JEFFREY Donovan isn’t your predictable TV hero. Whereas Alex O’Loughlin (Hawaii Five-O), Nathan Fillion (Castle), Michael Weatherly (NCIS), Stephen Amell (Arrow) and Shane West (Nikita) are from the suave and charming stable – let’s not forget those perfectly sculpted torsos on some of them– Donovan has more of a paradoxical “bad boy” appeal as Michael Westen in Burn Notice.

That take-charge approach, underscored with a don’t-mess-with-me attitude, helped to win him many female fans.

The 44-year-old actor started in TV in roles that can be best described as negligible, in Homicide: Life on the Street and Law & Order in 1995. That same year, he also sauntered into the movie realm with Throwing Down.

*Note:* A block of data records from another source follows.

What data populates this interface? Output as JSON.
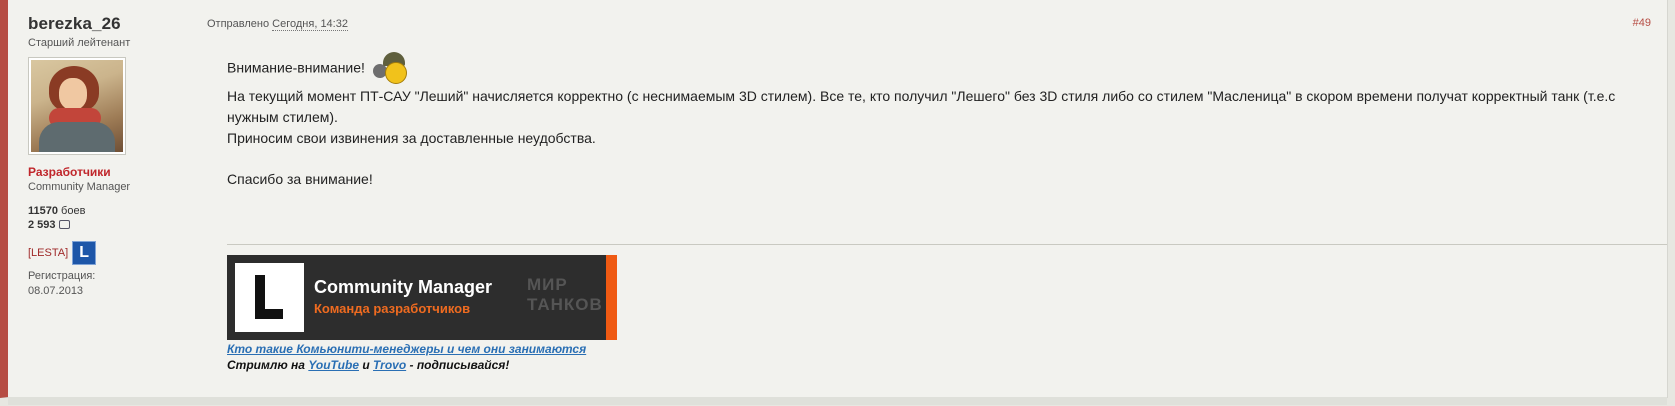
{
  "author": {
    "name": "berezka_26",
    "rank": "Старший лейтенант",
    "group": "Разработчики",
    "title": "Community Manager",
    "battles_value": "11570",
    "battles_label": "боев",
    "posts_value": "2 593",
    "clan": "[LESTA]",
    "clan_logo": "L",
    "reg_label": "Регистрация:",
    "reg_date": "08.07.2013"
  },
  "meta": {
    "sent_label": "Отправлено",
    "date": "Сегодня, 14:32",
    "post_number": "#49"
  },
  "content": {
    "greeting": "Внимание-внимание!",
    "paragraph1": "На текущий момент ПТ-САУ \"Леший\" начисляется корректно (с неснимаемым 3D стилем). Все те, кто получил \"Лешего\" без 3D стиля либо со стилем \"Масленица\" в скором времени получат корректный танк (т.е.с нужным стилем).",
    "paragraph2": "Приносим свои извинения за доставленные неудобства.",
    "thanks": "Спасибо за внимание!"
  },
  "signature": {
    "banner_logo": "L",
    "banner_title": "Community Manager",
    "banner_subtitle": "Команда разработчиков",
    "banner_game_line1": "МИР",
    "banner_game_line2": "ТАНКОВ",
    "link_text": "Кто такие Комьюнити-менеджеры и чем они занимаются",
    "stream_prefix": "Стримлю на",
    "youtube": "YouTube",
    "and": "и",
    "trovo": "Trovo",
    "stream_suffix": "- подписывайся!"
  },
  "colors": {
    "accent_red": "#b64d44",
    "group_red": "#c0262b",
    "link_blue": "#2a6fb4",
    "banner_orange": "#ef5a13"
  }
}
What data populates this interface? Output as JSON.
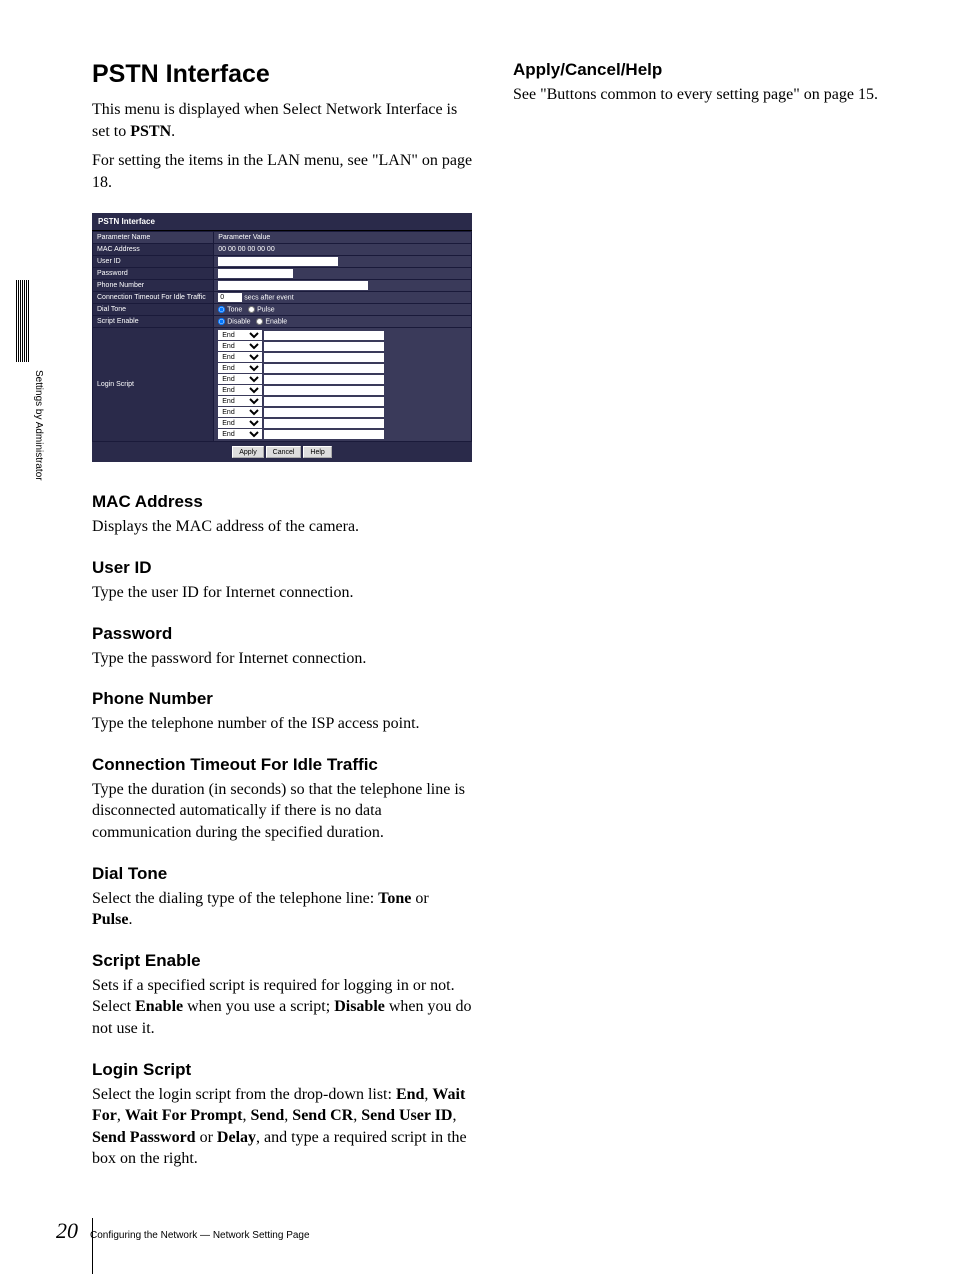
{
  "sidebar_label": "Settings by Administrator",
  "main_title": "PSTN Interface",
  "intro_1a": "This menu is displayed when Select Network Interface is set to ",
  "intro_1b": "PSTN",
  "intro_1c": ".",
  "intro_2": "For setting the items in the LAN menu, see \"LAN\" on page 18.",
  "screenshot": {
    "title": "PSTN Interface",
    "header_name": "Parameter Name",
    "header_value": "Parameter Value",
    "rows": {
      "mac_label": "MAC Address",
      "mac_value": "00 00 00 00 00 00",
      "user_id_label": "User ID",
      "password_label": "Password",
      "phone_label": "Phone Number",
      "timeout_label": "Connection Timeout For Idle Traffic",
      "timeout_value": "0",
      "timeout_suffix": "secs after event",
      "dialtone_label": "Dial Tone",
      "dialtone_opt1": "Tone",
      "dialtone_opt2": "Pulse",
      "script_enable_label": "Script Enable",
      "script_enable_opt1": "Disable",
      "script_enable_opt2": "Enable",
      "login_script_label": "Login Script",
      "login_script_option": "End"
    },
    "buttons": {
      "apply": "Apply",
      "cancel": "Cancel",
      "help": "Help"
    }
  },
  "sections": {
    "mac_h": "MAC Address",
    "mac_t": "Displays the MAC address of the camera.",
    "userid_h": "User ID",
    "userid_t": "Type the user ID for Internet connection.",
    "password_h": "Password",
    "password_t": "Type the password for Internet connection.",
    "phone_h": "Phone Number",
    "phone_t": "Type the telephone number of the ISP access point.",
    "timeout_h": "Connection Timeout For Idle Traffic",
    "timeout_t": "Type the duration (in seconds) so that the telephone line is disconnected automatically if there is no data communication during the specified duration.",
    "dialtone_h": "Dial Tone",
    "dialtone_t1": "Select the dialing type of the telephone line: ",
    "dialtone_b1": "Tone",
    "dialtone_t2": " or ",
    "dialtone_b2": "Pulse",
    "dialtone_t3": ".",
    "scripten_h": "Script Enable",
    "scripten_t1": "Sets if a specified script is required for logging in or not. Select ",
    "scripten_b1": "Enable",
    "scripten_t2": " when you use a script; ",
    "scripten_b2": "Disable",
    "scripten_t3": " when you do not use it.",
    "login_h": "Login Script",
    "login_t1": "Select the login script from the drop-down list: ",
    "login_b1": "End",
    "login_c1": ", ",
    "login_b2": "Wait For",
    "login_c2": ", ",
    "login_b3": "Wait For Prompt",
    "login_c3": ", ",
    "login_b4": "Send",
    "login_c4": ", ",
    "login_b5": "Send CR",
    "login_c5": ", ",
    "login_b6": "Send User ID",
    "login_c6": ", ",
    "login_b7": "Send Password",
    "login_c7": " or ",
    "login_b8": "Delay",
    "login_t2": ", and type a required script in the box on the right."
  },
  "right_col": {
    "h": "Apply/Cancel/Help",
    "t": "See \"Buttons common to every setting page\" on page 15."
  },
  "footer": {
    "page": "20",
    "text": "Configuring the Network — Network Setting Page"
  }
}
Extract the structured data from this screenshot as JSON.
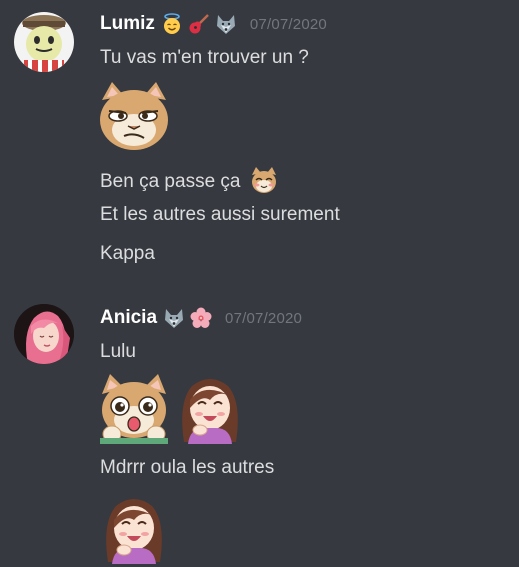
{
  "messages": [
    {
      "author": "Lumiz",
      "timestamp": "07/07/2020",
      "badges": [
        "angel-emoji-icon",
        "guitar-emoji-icon",
        "wolf-emoji-icon"
      ],
      "avatar": "ghost-character-avatar",
      "lines": [
        {
          "text": "Tu vas m'en trouver un ?"
        },
        {
          "emote": "smug-cat-emote"
        },
        {
          "text": "Ben ça passe ça",
          "inline_emote": "happy-cat-emote"
        },
        {
          "text": "Et les autres aussi surement"
        },
        {
          "text": "Kappa"
        }
      ]
    },
    {
      "author": "Anicia",
      "timestamp": "07/07/2020",
      "badges": [
        "wolf-emoji-icon",
        "hibiscus-emoji-icon"
      ],
      "avatar": "pink-hair-girl-avatar",
      "lines": [
        {
          "text": "Lulu"
        },
        {
          "emotes": [
            "surprised-cat-emote",
            "laughing-girl-emote"
          ]
        },
        {
          "text": "Mdrrr oula les autres"
        },
        {
          "emote": "laughing-girl-emote"
        }
      ]
    }
  ],
  "colors": {
    "background": "#36393f",
    "username": "#ffffff",
    "text": "#dcddde",
    "timestamp": "#72767d"
  }
}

Over the years, he, thankfully, bagged better offerings with Bait, Final Draft, Hitch, Changeling and, recently, J Edgar.

But prior to Burn Notice, all Donovan was, really, was a familiar face to fans of The Pretender, Spin City, CSI Miami, Monk and Crossing Jordan. And there was his two-episode role in Touching Evil.

If Donovan has accomplished anything, it is proving that, in defying the Hollywood stereotype, you can still bag your own series.

And he has done a rather praiseworthy job of slipping into his burned agent role.

What makes this spy drama, which is penned by Matt Nix, exciting are the dilemmas Westen is confronted with and how he achieves favourable outcomes with the aid of his trigger-happy girlfriend, Fiona Glenanne (Gabrielle Anwar), and trusty friend, Sam Axe (Bruce Campbell).

Thanks to the voiceover commentary, viewers gain insight into the deadly world of espionage as Westen slips into a plethora of cover characters in order to assist people. They also invest in the character and his determination to get to the bottom of who burned him and why.

In an interview with, Donovan shares: “Yeah, one of the fun things, that we didn’t actually realise when we first started the show, was that, even though I’m a burned spy and I’m trying to get back in, the fun of the show has always been to help the person that no one else can help, and only Michael’s skills can solve his problem. We though it’d be fun, if that certain cover ID was taken on, just like spies have to do.

“And some of the things that were asked of me were great. If I had to do an accent or some kind of character, it was always fun to make that up with the writer

And then, over the years, they evolved into some wacky guys and some pretty sadistic guys. So, yeah, it keeps it interesting.”

As for his most challenging cover, the actor offers: “The hardest ones were always the ones I hadn’t ever done before. Just like a writer might have a certain style that they’re comfortable with and then someone says: ‘Okay, I want you to do a short story form.’ It might be out of their comfort zone.

“One of the most difficult ones was this character I did, I think it was in season three. I think his name was Louis Cifer, as in Lucifer.

“He was a cross between the devil and Clint Eastwood and I just went out on a limb and played him. I have never received better feed- back from fans.”

This season is going to be explosive as Westen loses a loved one and that sets him off on a dangerous course.

He reveals: “I think fans are going to love the last part of season six because it focuses on Nate’s death, finding the killer and bringing him to justice.

“I think you will see a more hell-bent Michael, trying to navigate the waters towards getting back in with the CIA.

“There’s a huge event that happens between Michael and Fiona that will propel season seven, which, if all goes as planned, will be a different kind of Burn Notice because of the trajectory… but no less dangerous for Michael.”

On also wearing the producer hat, he says: “My role is to make sure the pretzel jar is full. No, I’m kidding. My role is very specific. It’s maintaining the creative truthfulness, day in and day out. One of the things we’ve found is that the tone of the show is very difficult to grasp. It’s high stakes and dangerous, but it has a little cheekiness to it.”

With several characters returning, procedure goes out the window as Weston’s survival instincts kick in. The first episode picks up with Glenanne’s interrogation after she turned herself in and Weston’s hunt for Anson, who still toys with him.

With almost 25 years’ experience, it is heartening to see Donovan finally get the acknowledgement he deserves… in his diverse roles as actor, director and producer.

• Burn Notice airs on M-Net Series (DStv channel 114) tonight at 9.30pm.